Scientific Literacy: Recess at 20 Below

Recess at 20 Below was written by Cindy Lou Aillaud. The version I purchased is the revised edition and was released in 2019. This book is ideal for the third-grade classroom. It provides students with a realistic and tangible glimpse into the unique and extreme climate of Alaska. The book includes photographs of actual children preparing for their day during the frigid winter months of Alaska and proved to be accessible and engaging for students in my classroom. This made it a great companion book for discussing climate and geographical diversity in a classroom setting.

As children move through third grade, they develop the ability to think more logically and can handle more complex concepts than in previous years. Recess at 20 Below presents the subject of extreme weather and Alaska’s climate in a straightforward manner and is supported by images that help students learn abstract concepts like climate and weather patterns more concretely. The text and visual aids are balanced in a way that allows third graders to understand and analyze the information effectively. This makes it a practical tool for introducing or further exploring climate. Its integration proved to be easy for my classroom; I have multiple students who have been to Alaska. Furthermore, I was preparing to do my actual 5E lesson plan on climate, with which it fits right in. I used it twice in my classroom. Once during the read-aloud, which served to introduce climate and generate curiosity with students, then a second time as a tool for students to research as they did their climate study. It proved to excel at both. As an introduction, it linked concepts they can understand, like recess and playing outside, to climate patterns different from our own. Naturally, this piqued students’ curiosity and generated discussion on different climate regions and how drastically life can differ in each one. When I attempted the 5E lesson plan with my students, I placed it in the polar region so students could access it as they researched different climates. The book goes into a grade-appropriate level of detail about the polar climate, highlighting average temperatures, precipitation, and the types of wildlife native to the region and its climate. Additionally, the book fits well within the overall third-grade curriculum, which begins to engage students in informational text and the sciences and social studies. In addition to the region’s climate, it allows for the exploration of weather and geographical differences and offers students opportunities to build inferential comprehension.

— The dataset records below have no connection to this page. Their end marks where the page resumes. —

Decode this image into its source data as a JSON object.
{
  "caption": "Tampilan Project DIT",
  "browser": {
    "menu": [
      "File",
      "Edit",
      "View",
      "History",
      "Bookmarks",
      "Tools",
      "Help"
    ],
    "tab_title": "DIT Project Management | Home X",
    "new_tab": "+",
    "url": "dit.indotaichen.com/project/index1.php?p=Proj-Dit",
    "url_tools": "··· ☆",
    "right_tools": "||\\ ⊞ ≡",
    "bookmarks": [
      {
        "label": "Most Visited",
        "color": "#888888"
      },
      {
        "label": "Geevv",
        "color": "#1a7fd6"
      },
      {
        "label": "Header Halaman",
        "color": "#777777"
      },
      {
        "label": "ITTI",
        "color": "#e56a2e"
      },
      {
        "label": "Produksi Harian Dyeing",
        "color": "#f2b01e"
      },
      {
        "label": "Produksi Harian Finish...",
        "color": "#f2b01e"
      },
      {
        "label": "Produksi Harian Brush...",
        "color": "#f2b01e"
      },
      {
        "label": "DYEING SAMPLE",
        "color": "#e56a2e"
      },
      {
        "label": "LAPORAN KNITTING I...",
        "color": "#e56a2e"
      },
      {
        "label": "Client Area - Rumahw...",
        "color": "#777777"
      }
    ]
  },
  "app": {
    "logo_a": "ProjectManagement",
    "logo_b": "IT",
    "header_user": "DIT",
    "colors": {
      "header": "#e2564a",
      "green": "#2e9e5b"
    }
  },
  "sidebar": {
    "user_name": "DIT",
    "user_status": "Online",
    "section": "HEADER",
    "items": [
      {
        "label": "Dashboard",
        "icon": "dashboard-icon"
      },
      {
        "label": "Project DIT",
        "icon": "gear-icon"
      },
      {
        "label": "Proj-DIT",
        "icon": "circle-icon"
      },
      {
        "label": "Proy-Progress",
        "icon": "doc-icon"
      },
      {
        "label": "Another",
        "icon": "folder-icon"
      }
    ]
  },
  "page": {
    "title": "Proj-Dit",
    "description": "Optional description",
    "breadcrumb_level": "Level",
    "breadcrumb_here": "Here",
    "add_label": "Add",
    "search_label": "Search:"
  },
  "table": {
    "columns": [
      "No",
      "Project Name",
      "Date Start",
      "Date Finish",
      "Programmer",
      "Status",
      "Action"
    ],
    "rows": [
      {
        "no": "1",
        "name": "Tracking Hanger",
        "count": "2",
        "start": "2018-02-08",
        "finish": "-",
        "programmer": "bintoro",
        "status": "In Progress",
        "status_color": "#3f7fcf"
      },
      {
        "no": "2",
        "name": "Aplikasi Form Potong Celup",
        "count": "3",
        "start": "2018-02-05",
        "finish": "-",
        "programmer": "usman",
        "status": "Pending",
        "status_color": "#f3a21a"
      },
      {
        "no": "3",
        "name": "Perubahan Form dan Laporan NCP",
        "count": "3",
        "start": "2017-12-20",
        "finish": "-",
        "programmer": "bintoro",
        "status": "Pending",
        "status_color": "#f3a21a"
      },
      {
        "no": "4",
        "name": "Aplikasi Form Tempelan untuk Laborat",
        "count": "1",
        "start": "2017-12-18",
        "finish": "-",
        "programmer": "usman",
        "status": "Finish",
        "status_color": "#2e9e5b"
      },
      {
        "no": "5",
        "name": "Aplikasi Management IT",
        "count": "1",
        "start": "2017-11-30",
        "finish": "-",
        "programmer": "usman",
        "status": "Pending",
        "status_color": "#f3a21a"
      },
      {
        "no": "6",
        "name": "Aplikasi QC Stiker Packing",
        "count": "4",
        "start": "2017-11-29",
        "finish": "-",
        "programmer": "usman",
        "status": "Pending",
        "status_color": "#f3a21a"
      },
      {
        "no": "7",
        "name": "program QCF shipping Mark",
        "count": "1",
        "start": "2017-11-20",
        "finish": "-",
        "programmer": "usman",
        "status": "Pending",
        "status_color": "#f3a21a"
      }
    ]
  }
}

My classroom is not too diverse with regard to ELLs, students with academic needs, and GATE students, however differentiation can be implemented relatively easily. ELLs can have key vocabulary from the text frontloaded before reading. Additionally, word banks relevant to climate discussion and the book can be generated and handed out, allowing these students to engage with the text, discussion, and any climate activities. The book contains many images, which would also help ELLs access and engage with the text. Furthermore, a buddy system can be used if the classroom has access to another student fluent in English and the ELLs primary language. Students with academic needs can engage in more targeted readings that adapt the text with simplified language or emphasize key points, making the content more accessible. A small group setting would allow these students to engage with the content at a slower pace, with more direct support. The book is short enough to offer recordings or text-to-speech readings, allowing them to access the content through listening, for those who struggle to read or need repeated readings. Some students with academic needs benefit from a more tactile experience. With these students, we can arrange for them to feel actual snow, allowing them to use temperature to make the abstract concepts more concrete. GATE students can be given the opportunity to dive deeper into the content. I do not have GATE students in my classroom, but I do have students who are very high achievers and probably should be. With these students, I challenged them to go deeper into their region’s ecosystem and hypothesize how the climate impacts the ecosystem. I also presented them with historical climate data and more recent climate data and challenged them to explore the effect of climate change (at a grade-appropriate level) and look for patterns, then hypothesize future changes and their effects. Furthermore, these students can be challenged to consider how climate can lead to lifestyle or cultural differences. Finally, these students can be challenged to compare Alaska’s extreme environment to another extreme environment, such as one that is extremely hot or one that receives extreme amounts of precipitation, and how the climate alters life or biodiversity in each one.